• [Work item] Report each line of the entries that includes "Variable" by copying it.

App and web page records
_ _ _ _
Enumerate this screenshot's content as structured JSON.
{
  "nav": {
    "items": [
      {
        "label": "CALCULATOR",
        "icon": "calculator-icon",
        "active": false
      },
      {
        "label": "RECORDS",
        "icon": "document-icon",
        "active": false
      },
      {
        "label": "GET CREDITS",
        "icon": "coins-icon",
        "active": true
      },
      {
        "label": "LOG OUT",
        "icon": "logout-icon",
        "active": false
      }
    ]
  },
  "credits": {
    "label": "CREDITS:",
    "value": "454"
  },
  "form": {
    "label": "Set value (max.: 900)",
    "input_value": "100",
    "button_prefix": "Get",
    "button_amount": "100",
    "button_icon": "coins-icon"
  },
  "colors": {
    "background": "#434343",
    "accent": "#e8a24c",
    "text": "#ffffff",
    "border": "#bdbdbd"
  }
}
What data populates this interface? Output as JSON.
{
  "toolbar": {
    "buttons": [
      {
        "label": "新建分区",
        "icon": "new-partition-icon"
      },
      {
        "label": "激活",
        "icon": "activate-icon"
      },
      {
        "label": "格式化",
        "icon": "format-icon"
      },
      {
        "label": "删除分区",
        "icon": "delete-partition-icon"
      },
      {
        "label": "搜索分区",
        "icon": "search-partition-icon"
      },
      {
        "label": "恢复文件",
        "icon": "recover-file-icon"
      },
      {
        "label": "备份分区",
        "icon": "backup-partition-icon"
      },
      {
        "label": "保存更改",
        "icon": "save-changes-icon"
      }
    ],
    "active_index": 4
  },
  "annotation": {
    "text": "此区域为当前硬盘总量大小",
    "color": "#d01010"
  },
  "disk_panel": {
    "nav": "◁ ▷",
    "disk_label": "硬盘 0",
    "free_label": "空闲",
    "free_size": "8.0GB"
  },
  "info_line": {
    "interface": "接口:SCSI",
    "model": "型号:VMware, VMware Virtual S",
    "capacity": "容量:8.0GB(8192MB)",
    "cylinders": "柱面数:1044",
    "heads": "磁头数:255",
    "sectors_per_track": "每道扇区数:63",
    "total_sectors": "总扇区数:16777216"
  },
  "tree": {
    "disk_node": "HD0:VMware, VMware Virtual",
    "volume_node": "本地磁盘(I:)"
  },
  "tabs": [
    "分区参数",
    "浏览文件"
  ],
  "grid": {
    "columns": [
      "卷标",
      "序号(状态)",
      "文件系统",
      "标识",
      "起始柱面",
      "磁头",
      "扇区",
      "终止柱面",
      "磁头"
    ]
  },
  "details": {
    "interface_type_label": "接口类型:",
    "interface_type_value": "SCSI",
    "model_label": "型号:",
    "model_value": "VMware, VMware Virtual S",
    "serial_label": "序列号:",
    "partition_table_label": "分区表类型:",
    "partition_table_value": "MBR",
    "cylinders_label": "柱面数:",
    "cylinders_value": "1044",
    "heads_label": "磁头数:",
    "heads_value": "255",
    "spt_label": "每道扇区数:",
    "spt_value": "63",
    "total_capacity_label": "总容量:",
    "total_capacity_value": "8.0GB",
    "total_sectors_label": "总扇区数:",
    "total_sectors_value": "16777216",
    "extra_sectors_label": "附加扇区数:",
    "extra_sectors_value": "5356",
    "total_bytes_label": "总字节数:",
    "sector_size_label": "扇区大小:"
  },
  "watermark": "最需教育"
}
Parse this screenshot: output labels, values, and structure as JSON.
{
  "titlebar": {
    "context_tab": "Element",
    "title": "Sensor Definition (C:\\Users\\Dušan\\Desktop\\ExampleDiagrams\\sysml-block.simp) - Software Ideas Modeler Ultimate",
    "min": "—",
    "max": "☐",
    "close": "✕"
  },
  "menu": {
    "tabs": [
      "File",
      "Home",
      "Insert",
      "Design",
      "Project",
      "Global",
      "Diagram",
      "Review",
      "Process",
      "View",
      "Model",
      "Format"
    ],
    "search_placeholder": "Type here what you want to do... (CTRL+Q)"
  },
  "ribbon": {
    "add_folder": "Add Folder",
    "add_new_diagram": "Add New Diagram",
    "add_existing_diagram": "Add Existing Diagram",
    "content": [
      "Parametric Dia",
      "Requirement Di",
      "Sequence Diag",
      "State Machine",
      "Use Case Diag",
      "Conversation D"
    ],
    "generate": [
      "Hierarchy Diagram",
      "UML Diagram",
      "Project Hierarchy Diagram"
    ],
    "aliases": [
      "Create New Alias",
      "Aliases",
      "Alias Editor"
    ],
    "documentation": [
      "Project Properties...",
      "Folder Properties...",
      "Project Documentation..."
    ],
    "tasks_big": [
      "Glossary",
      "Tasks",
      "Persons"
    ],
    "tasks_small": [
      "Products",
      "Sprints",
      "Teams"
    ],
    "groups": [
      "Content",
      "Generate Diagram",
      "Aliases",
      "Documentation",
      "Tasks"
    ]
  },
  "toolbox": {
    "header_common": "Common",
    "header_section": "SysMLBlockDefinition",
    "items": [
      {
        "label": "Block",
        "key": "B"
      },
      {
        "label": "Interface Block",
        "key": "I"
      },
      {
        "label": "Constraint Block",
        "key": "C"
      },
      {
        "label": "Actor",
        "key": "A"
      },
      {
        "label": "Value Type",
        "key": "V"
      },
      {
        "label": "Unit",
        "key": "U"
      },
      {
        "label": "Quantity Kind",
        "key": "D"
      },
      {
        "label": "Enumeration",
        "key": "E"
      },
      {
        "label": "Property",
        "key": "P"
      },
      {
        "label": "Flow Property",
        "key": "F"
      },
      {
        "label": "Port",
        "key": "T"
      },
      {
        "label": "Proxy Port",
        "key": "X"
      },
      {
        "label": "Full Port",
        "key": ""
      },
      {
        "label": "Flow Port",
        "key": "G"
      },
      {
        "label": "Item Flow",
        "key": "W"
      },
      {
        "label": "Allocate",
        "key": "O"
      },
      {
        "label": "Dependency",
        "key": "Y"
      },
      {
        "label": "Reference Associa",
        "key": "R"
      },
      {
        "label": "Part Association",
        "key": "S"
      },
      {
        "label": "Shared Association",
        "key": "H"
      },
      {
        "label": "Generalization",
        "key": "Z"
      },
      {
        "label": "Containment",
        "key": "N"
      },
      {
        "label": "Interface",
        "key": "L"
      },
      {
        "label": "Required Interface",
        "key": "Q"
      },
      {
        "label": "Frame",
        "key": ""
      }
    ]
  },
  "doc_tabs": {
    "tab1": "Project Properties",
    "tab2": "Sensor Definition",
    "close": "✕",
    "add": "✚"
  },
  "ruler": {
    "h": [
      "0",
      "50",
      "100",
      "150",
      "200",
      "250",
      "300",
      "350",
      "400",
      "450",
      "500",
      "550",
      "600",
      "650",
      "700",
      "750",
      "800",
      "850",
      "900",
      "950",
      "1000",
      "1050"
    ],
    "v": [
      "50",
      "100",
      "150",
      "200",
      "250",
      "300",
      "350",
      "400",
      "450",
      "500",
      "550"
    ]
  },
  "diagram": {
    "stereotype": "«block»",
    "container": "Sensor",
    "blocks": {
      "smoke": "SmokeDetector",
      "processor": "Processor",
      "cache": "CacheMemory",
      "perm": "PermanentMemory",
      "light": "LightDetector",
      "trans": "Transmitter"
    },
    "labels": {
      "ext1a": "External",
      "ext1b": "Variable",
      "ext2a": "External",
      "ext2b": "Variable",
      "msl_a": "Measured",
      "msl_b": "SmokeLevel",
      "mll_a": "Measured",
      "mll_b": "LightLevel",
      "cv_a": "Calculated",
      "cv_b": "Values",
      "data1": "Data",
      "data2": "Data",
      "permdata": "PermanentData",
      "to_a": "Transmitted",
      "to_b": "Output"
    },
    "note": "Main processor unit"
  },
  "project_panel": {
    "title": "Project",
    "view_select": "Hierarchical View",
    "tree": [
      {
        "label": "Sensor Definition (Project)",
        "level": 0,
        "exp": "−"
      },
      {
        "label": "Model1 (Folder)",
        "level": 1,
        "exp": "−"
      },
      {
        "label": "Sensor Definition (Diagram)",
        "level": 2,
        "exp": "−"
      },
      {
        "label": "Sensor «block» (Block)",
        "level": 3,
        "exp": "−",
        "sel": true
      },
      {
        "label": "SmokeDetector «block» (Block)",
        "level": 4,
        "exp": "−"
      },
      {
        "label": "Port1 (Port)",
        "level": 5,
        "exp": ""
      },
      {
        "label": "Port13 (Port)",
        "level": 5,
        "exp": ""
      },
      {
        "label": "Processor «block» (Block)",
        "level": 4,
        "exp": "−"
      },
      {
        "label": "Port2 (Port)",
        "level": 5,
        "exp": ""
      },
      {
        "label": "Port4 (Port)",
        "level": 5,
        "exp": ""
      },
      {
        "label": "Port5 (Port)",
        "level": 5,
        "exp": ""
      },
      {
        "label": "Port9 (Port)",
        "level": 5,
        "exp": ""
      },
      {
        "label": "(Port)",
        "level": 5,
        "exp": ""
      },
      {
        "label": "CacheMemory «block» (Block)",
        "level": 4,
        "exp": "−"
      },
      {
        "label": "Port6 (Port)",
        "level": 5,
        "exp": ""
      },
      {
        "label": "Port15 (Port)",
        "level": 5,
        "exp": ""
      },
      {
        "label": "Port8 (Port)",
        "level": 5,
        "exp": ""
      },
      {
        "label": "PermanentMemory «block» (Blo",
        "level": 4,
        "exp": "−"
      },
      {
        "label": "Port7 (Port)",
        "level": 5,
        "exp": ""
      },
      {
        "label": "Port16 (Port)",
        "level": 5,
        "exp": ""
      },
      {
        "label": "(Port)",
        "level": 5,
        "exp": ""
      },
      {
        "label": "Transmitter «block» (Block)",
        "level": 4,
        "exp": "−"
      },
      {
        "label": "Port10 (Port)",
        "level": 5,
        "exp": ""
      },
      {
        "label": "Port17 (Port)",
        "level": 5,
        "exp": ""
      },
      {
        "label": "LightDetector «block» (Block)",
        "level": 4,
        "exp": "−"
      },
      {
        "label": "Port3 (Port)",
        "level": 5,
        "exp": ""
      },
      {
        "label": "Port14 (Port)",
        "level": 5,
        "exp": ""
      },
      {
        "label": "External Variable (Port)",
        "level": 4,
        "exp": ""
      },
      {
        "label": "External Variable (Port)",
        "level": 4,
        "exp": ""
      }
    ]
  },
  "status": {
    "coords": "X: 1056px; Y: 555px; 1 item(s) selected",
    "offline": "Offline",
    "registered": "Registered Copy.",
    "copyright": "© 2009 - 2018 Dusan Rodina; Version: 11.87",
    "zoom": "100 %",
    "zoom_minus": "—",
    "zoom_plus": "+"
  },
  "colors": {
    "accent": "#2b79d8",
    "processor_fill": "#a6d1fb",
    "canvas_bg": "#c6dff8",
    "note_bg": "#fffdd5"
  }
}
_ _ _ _
• [Answer to this problem]
      "ext1b": "Variable",
      "ext2b": "Variable",
        "label": "External Variable (Port)",
        "label": "External Variable (Port)",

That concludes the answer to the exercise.